== Data to examine ==

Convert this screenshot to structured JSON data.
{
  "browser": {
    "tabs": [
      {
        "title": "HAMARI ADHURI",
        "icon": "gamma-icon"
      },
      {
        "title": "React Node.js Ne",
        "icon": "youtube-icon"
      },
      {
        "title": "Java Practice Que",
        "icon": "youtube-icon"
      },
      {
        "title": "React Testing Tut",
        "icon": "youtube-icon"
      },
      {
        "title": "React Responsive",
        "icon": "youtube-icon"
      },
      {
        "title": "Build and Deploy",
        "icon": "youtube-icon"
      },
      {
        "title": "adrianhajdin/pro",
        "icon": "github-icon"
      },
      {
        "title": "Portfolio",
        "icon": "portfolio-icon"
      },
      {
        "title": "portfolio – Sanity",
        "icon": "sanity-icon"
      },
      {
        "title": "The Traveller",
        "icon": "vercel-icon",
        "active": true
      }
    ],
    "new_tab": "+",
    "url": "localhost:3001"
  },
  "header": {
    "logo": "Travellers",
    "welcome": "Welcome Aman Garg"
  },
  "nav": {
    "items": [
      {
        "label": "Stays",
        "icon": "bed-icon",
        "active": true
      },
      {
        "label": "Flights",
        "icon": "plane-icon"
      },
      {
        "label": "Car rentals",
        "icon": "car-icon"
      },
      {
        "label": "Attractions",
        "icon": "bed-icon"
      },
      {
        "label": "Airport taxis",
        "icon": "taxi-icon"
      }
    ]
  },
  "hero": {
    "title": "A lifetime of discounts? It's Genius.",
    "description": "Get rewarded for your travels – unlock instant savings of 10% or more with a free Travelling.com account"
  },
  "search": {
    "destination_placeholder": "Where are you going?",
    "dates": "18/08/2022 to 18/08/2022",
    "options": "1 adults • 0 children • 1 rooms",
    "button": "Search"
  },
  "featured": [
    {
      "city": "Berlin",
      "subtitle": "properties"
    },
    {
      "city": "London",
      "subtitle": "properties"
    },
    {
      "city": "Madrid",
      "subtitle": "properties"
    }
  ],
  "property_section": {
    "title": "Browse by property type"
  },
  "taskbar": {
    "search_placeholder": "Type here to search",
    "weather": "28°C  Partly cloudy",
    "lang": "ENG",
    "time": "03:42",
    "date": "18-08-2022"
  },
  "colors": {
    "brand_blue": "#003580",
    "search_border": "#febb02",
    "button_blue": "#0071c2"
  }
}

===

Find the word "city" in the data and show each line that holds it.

      "city": "Berlin",
      "city": "London",
      "city": "Madrid",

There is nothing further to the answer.